           }
       }
 }

You could even do the same with a struct which would be even more efficent. Eric Anderton -- at -- yahoo
Oct 15 2004
parent Stewart Gordon <smjg_1998 yahoo.com> writes:
pragma wrote:

<snip>
 But when comparing the result of a calculation against other values, you need
to
 account for this precision error.  This is because the result of your
 calculation is going to be /close/ to what you'd expect plus or minus that
 error.  This "fudge factor" is usually called "Epsilon".
 
 So when you want to do this:
 
 float a,b;
 if(a == b){ /*...*/ }
 
 You really need to do this:
 
 const float epsilon = 0.000000001; // depends on your application
 float a,b;
 if( b-epsilon <= a && a <= b+epsilon){ /*...*/ }

I see. But numerical noise is relative to the order of magnitude of the numbers being dealt with. So it might make more sense to consider values as correct to significant figures rather than decimal places...? <snip>
 It's not really so complicated or exotic as it would seem.  Anywhere you use
 floating-point mathematics heavily (3D games, finance, statistics, etc.) you
 need something like this to keep things sane.

Do many financial applications necessitate dealing with units arbitrarily smaller than a penny, cent or whatever?
 Now, if I were to suggest a feature in D to support this, i'd advocate a simple
 class that contains the needed operators called 'Epsilon'.  
 Combine this with D's 'with' syntax and you get something that's pretty useful.

Hmm.... Stewart.
Oct 15 2004
prev sibling parent "Ben Hinkle" <bhinkle mathworks.com> writes:
"nail" <nail_member pathlink.com> wrote in message
news:ckm51l$2kfr$1 digitaldaemon.com...
 What if there will some additional operators for float comparement? E.g

~ etc. Because of floats nature it is very often we have to use


 if (equal(firstVector3, secondVector3))
 {
 }

 or

 if (greater_equal(float1, float2))
 {
 }

 Definition of this functions is very simple and as a rule wraps to

 difference of operants with float.epsilon. But I think it is very annoying

 use this method very often, even more usual operators like ==, <= are used
 rarely then a approximal comparement. Is this necessary, how do u think?

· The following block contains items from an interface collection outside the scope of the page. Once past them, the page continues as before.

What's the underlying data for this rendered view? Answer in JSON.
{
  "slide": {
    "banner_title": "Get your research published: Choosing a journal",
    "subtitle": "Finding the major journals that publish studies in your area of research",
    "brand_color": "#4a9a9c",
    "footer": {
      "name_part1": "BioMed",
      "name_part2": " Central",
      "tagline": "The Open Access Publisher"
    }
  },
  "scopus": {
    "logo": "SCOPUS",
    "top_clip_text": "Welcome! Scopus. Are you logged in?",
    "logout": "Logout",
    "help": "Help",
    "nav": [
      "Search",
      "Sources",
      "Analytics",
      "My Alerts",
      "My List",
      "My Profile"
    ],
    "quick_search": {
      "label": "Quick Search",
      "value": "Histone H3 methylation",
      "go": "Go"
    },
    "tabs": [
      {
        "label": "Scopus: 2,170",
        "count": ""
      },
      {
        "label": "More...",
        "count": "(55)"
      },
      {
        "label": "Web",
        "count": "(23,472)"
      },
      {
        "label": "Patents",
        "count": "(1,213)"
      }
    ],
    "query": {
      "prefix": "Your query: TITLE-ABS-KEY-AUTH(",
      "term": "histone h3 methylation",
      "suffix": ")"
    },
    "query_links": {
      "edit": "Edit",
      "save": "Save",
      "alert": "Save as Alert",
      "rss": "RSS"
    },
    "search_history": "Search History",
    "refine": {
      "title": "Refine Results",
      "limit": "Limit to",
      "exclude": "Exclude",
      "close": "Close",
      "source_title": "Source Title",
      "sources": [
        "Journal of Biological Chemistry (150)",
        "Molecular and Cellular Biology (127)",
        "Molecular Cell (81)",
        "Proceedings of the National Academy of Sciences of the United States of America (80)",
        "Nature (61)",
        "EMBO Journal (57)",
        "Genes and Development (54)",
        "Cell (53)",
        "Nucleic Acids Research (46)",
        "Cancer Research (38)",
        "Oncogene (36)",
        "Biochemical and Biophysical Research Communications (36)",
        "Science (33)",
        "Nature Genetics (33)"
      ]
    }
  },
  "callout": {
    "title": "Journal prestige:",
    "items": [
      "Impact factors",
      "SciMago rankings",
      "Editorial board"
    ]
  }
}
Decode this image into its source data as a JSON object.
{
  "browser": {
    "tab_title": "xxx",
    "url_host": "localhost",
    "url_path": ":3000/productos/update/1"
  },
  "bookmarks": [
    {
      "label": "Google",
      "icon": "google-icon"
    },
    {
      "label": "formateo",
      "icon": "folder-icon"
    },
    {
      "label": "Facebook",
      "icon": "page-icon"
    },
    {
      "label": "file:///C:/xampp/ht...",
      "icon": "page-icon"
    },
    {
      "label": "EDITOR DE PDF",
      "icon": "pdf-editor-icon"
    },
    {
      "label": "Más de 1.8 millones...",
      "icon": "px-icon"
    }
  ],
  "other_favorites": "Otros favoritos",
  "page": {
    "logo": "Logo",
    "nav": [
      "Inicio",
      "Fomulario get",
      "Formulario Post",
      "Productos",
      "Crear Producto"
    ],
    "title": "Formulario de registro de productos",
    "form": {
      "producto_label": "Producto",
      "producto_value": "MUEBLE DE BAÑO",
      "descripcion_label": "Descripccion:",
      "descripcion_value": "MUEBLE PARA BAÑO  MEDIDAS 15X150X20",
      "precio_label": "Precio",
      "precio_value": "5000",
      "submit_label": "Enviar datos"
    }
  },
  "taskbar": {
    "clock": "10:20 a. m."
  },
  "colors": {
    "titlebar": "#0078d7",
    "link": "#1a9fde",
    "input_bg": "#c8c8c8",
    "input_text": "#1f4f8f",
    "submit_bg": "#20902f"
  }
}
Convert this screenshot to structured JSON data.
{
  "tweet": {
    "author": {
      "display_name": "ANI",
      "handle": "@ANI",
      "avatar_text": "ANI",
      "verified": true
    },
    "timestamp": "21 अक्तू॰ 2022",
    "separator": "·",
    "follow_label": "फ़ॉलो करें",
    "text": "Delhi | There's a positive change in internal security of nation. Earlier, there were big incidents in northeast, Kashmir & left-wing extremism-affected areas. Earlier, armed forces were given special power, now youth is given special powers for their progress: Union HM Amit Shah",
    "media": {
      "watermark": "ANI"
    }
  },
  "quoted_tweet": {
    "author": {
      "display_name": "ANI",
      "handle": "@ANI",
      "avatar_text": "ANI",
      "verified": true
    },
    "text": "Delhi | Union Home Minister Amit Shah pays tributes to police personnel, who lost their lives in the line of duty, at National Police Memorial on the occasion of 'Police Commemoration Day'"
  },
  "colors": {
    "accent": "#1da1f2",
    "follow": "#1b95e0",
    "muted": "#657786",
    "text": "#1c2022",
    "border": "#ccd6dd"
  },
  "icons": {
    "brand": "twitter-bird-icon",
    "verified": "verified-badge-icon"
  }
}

There are two problems with defining an "approximate equality" operator: 1) precision: what exactly is the tolerance for testing approximate equality? 2) absolute vs relative: how is the approximate value measured? For example, 1e-10 and 1e-11 might be considered approximately equal since they are close to zero but if your data is all very small anyway then 1e-10 and 1e-11 might be very far apart for the particular application. Given these complications I don't think a builtin operator would be sufficient. Measuring against eps is by itself not good enough since eps is meaningful near 1.0 and differences in floating point numbers with maginitutes in the 1000's won't be anywhere close to eps. A user-defined function (or some functions in std.math perhaps) would be good enough. -Ben
Oct 14 2004